Customer reports, news and press releases.

1/6/2017
From water to land

Sea containers first reached Germany’s shores 50 years ago. The logistics industry was awed by an innovation that would have an immense and lasting impact. For Thomas Simon, seeing the standardized steel boxes gave rise to a pioneering idea.
Sea-container-historic
The standard sea container is a global success story.

In Germany, the container age began with the arrival of the “MS Fairland” in Bremen on May 5, 1966—ten years after this new kind of steel-cased packaging had its start in the USA. On board were 226 containers, a manageable load that, compared to today’s freight ships, seems almost quaint. Today, if people in Bremen wanted to see a large container ship, they would have to go to Bremerhaven or even Hamburg—Bremen and similar harbors are simply not set up to handle today’s giant ships.

Sea-container-HH-harbour
Modern freight ships can form mountains by stacking up to 19,000 containers onboard, with more capacity to come.

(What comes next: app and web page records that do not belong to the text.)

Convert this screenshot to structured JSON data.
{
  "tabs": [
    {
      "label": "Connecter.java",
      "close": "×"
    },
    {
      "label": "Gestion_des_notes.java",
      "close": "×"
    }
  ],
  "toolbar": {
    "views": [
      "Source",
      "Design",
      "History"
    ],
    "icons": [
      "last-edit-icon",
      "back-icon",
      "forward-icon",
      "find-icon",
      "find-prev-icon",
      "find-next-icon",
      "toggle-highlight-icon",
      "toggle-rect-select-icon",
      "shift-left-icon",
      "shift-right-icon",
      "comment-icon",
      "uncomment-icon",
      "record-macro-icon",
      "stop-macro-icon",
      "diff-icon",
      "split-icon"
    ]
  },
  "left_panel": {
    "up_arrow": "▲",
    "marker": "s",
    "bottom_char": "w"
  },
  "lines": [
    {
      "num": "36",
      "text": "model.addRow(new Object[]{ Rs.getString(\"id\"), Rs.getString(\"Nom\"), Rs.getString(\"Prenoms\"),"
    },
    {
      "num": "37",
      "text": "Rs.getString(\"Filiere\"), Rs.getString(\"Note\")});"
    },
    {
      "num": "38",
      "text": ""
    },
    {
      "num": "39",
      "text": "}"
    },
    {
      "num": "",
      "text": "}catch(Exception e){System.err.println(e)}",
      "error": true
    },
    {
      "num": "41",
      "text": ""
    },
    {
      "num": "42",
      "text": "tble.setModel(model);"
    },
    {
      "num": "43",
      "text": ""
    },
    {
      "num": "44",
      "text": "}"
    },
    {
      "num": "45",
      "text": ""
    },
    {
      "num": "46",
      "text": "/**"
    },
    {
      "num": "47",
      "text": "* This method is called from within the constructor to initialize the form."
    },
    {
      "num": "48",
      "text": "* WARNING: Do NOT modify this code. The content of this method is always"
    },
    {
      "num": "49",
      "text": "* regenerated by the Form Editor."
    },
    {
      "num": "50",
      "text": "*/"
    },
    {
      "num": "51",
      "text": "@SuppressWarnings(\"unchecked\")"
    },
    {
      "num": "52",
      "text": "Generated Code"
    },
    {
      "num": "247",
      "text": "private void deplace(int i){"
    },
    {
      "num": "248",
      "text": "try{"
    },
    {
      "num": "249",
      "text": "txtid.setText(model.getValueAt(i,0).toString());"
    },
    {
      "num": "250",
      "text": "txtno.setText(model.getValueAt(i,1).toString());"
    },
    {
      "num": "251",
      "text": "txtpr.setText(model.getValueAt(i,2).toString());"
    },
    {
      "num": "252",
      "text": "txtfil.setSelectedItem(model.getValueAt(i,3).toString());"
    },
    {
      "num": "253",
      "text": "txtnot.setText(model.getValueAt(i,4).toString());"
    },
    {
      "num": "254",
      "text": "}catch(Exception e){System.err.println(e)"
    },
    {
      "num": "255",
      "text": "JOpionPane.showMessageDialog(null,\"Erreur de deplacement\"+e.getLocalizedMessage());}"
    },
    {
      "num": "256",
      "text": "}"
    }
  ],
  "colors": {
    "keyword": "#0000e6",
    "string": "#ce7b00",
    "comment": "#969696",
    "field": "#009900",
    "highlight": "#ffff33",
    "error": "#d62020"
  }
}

Modern titans of the sea

These modern titans of the sea can form mountains by stacking up to 19,000 containers onboard. Orders have already been placed for the first 21,000 TEU (twenty-foot equivalent unit) capacity ships. While TEU refers to the unit of measurement, the boxes themselves have grown beyond that size—sometimes they stretch up to 40 feet long. As straightforward as containers may seem to be, they have changed the world and are now standard for the international movement of goods. With their introduction, items no longer have to be handled individually. Loading and discharging times were drastically reduced for bags of coffee, machine parts, or jeans. This facilitated the development of international trade and globalization into what we know today. In 1965, Bremen handled nine tons of groupage; in 2015, it handled just over 63 million tons, including 55 million in containers.

DACHSER now moves enough standard containers in Germany to fully load several megaships per year. The Global Ocean Freight division at DACHSER Air & Sea Logistics is responsible for strategic development of sea freight. It coordinates global supply chain management and collaboration with shipping companies, while ensuring compliance with sustainable standards and processes and supporting customers with extensive ocean transport. For instance, in cooperation with Maersk Line, the world’s largest shipping company, regular service from Ningbo, China, to Bremerhaven runs five times a week. Triple-E ships, which at 400 m long are in the largest ship class with a capacity of 18,000 TEU, are used on these lines.

Swap-body-historic
The swap body is the sea container´s land-based, four-legged counterpart.

Taking a cue from fish

For DACHSER, the start of the container age in Germany carries special significance that extends far beyond sea freight. Thomas Simon, son-in-law of founder Thomas Dachser, took the maritime steel box and developed a four-legged, land-based solution that would revolutionize the entire overland logistics industry in subsequent years. The swap body, a standardized shipping container that could be detached from road units and exchanged between vehicles, was born. Since sea containers were designed to American measurements, which meant they were too short and narrow for the European pallet system, the size had to be adjusted.

Together with the Kögel company, Thomas Simon developed the “Eurotainer” in 1968 and built several prototypes for use with box trucks, flatbed trailers with lateral tarps and refrigerated containers. In the early 1970s, DACHSER converted its entire fleet within a three-year period to swap bodies. Over subsequent years, the industry followed as it became clear that the new solution had many advantages such as the option of relay shipping.

So it wasn’t just life forms that evolved from water to land. The swap body was adapted from the sea container through the evolution of logistics. It breathed new life into the logistics market and served in no small way as the basis for DACHSER’s rise from a freight forwarding agency to an international logistics company.

Copyright © 2017 DACHSER SE. All rights reserved.
http://www.dachser.com/us/en/From-water-to-land_1238.htm
back | top | print